Economists are a rare breed. They're often astute thinkers who gather tons of information, run it through their blenders and pour out sage counsel and advice to their constituents.

Seldom, however, do they venture beyond their ivy towers and into the gritty, grimy world where they can see with their own eyes trends that could quite possibly sharpen their forecasting skills.

This occurred to me during a session entitled "Business Planning for an Uncertain Future" at the recent Detroit Section meeting of the Society of Automotive Engineers at the Greenbrier in White Sulphur Springs, WV.

Although the session covered numerous issues including market shifts, regulatory pressures and the like, the chief focus was the collapse of Asian economies with rippling effects in South America and Russia - the subject of our extensive 1999 State of the Industry package beginning on page 26.

The learned panel included Laurence H. Meyer, a member of the Federal Reserve System board of governors; Martin B. Zimmerman, Ford Motor Co.'s executive director-governmental relations and corporate economics; and Pierre Loewe, managing director of Strategos, a think tank specializing in strategic planning.

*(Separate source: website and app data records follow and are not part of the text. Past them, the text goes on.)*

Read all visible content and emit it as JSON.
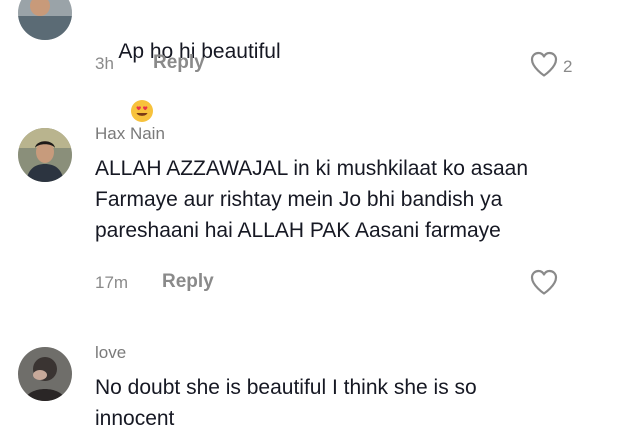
{
  "comments": [
    {
      "text": "Ap ho hi beautiful",
      "emoji": "😍",
      "time": "3h",
      "reply_label": "Reply",
      "likes": "2"
    },
    {
      "username": "Hax Nain",
      "text": "ALLAH AZZAWAJAL in ki mushkilaat ko asaan\nFarmaye aur rishtay mein Jo bhi bandish ya\npareshaani hai ALLAH PAK Aasani farmaye",
      "time": "17m",
      "reply_label": "Reply"
    },
    {
      "username": "love",
      "text": "No doubt she is beautiful I think she is so\ninnocent"
    }
  ],
  "icons": {
    "like": "heart-outline-icon",
    "emoji": "smiling-face-with-heart-eyes"
  },
  "colors": {
    "text": "#161823",
    "secondary": "#8a8a8a",
    "background": "#ffffff"
  }
}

To his credit, Mr. Loewe says he doesn't believe in forecasts. "No one can predict the future," he says, recalling a story in Britain's Economist published in 1984. The magazine asked disparate groups of people to forecast how the European economy would fare five years ahead. Surprisingly, or maybe not, a band of London "dustmen" (here they're called garbage men) came closest, beating out corporate finance executives and the finance ministers of four European nations.

Mr. Zimmerman, who says that even though he may have once been a London dustman "you won't find it on my resume," concedes that conventional economic wisdom often misses the mark. "Everyone said in the '70s that oil would hit $60 a barrel, but that didn't happen. And everyone in the '80s said Japan was the winner and the U.S. was done for, but that didn't happen either."

Everyone also apparently thought Thailand's boom would never end, yet in the summer of '97 the Thai baht dropped 30% almost overnight, triggering what has become a global economic meltdown.

"It's unusual for a small country (like Thailand) to overheat like it did," says Mr. Meyer. "Thailand was a high flyer in GDP (gross domestic product) for 30 years with growth rates of 6% to 8% a year."

I'm not a student of Thai economics, but I happened to be in Bangkok when the baht tumbled. It didn't surprise me. There were signs everywhere of excess: Too many new hotels, condos and office buildings half-built and practically abandoned. Too many suddenly wealthy families with fleets of luxury cars inching their way through Bangkok's notoriously sludge-like traffic. Easy come, easy go - and then a screeching halt.

Still, foreign automakers, including Ford (with its Mazda affiliate) and General Motors Corp. visualized big things for Thailand as they each spent hundreds of millions there on new capacity. Both projects since have stumbled, although arguably they'll pay off one day as each of the big U.S. companies revive their expansion drive in Asia, where they are virtual unknowns at the moment.

I also visited Brazil, likewise a then-hot market, in 1997. Automotive investments were pouring in by the billions, based on forecasts of South American growth. But as proof that Brazil's economy was not as robust as generally thought, it was the first major economy to hit the skids following the Thai crisis. Others caught in the downdraft included Malaysia and Indonesia, followed by Russia and now Japan.

Despite some vivid warning signs, in each case the spreading malaise caught the experts off guard. "I call them shocks," says Ford's Mr. Zimmerman. "We're in a period of extreme volatility - a period when the company economist becomes a psychiatrist."

Still, he quickly adds, the basics of the U.S. economy remain strong. Although declining to forecast 1999 U.S. car and truck sales ("Wait 'til December"), "I think we'll avoid a recession," says Mr. Zimmerman.

Forecasting in your home market, of course, is not as tough as analyzing what's happening abroad. Yet in these days of globalization, tiny Thailand's troubles can reverberate and cause chaos far outside its own borders.

"There's sort of a rush to the exits," says the Fed's Mr. Meyer. "People are not doing a good job of distinguishing between the issues, and there are totally different issues in each country."

Meantime, Mr. Zimmerman can observe tongue-in-cheek that "No matter what forecast we make during the day, one will be right."

He and his fellow economists might come closer to hitting the mark if they were to see what's out there for themselves, going beyond their traditional numbers and economic models and getting a close-up physical and emotional look at the landscape.

But that may not happen soon. "We want to learn from the aftermath" of the current crisis, says Mr. Zimmerman. Which just may be too late.